### Action item
Word for word, repeat the entries, minus the pictures.

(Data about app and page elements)
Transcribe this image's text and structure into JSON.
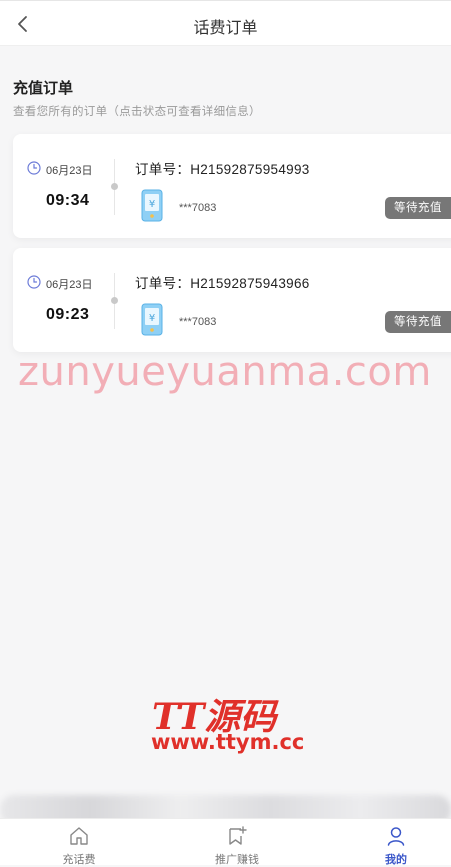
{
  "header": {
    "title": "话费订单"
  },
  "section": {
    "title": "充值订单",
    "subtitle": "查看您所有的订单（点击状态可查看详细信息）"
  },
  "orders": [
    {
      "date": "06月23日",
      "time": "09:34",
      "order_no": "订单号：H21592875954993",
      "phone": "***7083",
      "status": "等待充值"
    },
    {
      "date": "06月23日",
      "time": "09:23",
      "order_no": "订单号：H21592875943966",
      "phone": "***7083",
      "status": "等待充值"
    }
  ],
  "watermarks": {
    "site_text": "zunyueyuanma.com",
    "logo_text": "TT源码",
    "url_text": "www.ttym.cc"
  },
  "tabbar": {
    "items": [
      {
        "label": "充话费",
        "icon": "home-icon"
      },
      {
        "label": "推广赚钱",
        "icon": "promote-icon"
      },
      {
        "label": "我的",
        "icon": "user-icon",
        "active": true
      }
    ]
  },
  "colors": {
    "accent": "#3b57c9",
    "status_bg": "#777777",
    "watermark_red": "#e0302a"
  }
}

### Response to this task
Transcribe this image's text and structure into JSON.
{
  "header": {
    "title": "话费订单"
  },
  "section": {
    "title": "充值订单",
    "subtitle": "查看您所有的订单（点击状态可查看详细信息）"
  },
  "orders": [
    {
      "date": "06月23日",
      "time": "09:34",
      "order_no": "订单号：H21592875954993",
      "phone": "***7083",
      "status": "等待充值"
    },
    {
      "date": "06月23日",
      "time": "09:23",
      "order_no": "订单号：H21592875943966",
      "phone": "***7083",
      "status": "等待充值"
    }
  ],
  "watermarks": {
    "site_text": "zunyueyuanma.com",
    "logo_text": "TT源码",
    "url_text": "www.ttym.cc"
  },
  "tabbar": {
    "items": [
      {
        "label": "充话费",
        "icon": "home-icon"
      },
      {
        "label": "推广赚钱",
        "icon": "promote-icon"
      },
      {
        "label": "我的",
        "icon": "user-icon",
        "active": true
      }
    ]
  },
  "colors": {
    "accent": "#3b57c9",
    "status_bg": "#777777",
    "watermark_red": "#e0302a"
  }
}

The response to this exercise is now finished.